A pile of dirt, weeds: not as easy as you think for Greencastle-Antrim

PAT FRIDGEN, Echo Pilot
Weeds have found a home on the school district dirt pile, but they are within the guidelines of the Franklin County Conservation District, according to superintendent Dr. Greg Hoover. Moving dirt could result in erosion and sediment pollution in a rain storm. Therefore, various control standards are in place to prevent that. Best management practices are required for all earth moving activities, plus a permit for larger projects.

That big pile of dirt still sits behind the baseball field on the Greencastle-Antrim School District campus. It is left over from the athletic field renovations. The district has not forgotten about it.

Officials say that while "a lot" of dirt has already been moved, "a lot" still remains, estimated at 2,000 cubic feet. The plan is to use some to flatten the area from the baseball field to the road to be used as practice space for soccer and junior high field hockey and junior varsity baseball. Most sports practices take place on the new turf fields, but scheduling would be eased with the extra usable fields.

The timing depends on a response from Columbia Gas, since its gas lines run through the open space and there is a limit to how much fill can cover it. The district also wants to even out the baseball and softball outfields, and improve drainage for the baseball teams. Cost is also a factor in rearranging the dirt.
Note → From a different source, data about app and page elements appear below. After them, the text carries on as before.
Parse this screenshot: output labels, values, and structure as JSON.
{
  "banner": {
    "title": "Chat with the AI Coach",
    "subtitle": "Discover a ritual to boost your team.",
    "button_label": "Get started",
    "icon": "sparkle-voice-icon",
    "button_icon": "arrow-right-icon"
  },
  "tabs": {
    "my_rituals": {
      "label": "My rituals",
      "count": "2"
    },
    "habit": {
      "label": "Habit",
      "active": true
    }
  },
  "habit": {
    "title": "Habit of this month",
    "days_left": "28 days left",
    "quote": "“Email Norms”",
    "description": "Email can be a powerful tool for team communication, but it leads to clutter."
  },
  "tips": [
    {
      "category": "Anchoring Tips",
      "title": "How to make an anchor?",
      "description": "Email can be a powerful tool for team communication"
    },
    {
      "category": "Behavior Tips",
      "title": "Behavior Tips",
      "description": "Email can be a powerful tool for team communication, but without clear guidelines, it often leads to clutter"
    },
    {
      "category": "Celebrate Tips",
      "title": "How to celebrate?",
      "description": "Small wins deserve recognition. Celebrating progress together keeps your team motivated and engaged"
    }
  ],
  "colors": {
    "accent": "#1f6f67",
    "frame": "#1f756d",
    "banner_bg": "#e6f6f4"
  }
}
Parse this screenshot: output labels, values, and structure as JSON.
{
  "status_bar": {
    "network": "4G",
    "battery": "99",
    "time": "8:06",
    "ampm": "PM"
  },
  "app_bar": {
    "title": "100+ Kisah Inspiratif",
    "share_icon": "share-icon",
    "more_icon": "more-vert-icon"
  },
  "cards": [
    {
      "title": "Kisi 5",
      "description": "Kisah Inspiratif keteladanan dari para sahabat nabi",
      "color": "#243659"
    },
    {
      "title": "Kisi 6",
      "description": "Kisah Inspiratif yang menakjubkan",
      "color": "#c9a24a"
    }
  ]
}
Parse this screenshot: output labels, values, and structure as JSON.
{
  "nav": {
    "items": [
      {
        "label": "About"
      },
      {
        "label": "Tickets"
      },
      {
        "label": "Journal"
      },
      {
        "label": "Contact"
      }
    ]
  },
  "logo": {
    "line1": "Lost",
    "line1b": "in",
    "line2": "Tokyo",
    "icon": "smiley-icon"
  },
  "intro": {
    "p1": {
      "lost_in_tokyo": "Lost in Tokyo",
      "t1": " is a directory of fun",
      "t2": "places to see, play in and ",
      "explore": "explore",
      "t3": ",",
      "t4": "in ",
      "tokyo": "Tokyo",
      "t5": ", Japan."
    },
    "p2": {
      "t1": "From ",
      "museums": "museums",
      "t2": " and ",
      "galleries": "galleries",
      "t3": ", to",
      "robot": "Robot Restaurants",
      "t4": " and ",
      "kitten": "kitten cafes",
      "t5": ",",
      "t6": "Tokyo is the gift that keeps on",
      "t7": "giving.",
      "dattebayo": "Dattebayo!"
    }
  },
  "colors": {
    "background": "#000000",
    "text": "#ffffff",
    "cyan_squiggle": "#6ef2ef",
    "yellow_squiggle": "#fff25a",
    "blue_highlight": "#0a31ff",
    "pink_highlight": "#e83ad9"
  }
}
"We are working on it," said superintendent Dr. Greg Hoover. "What seems like a simple thing to do (spread the dirt out over some fields), is never that simple with all the regulations that come into play."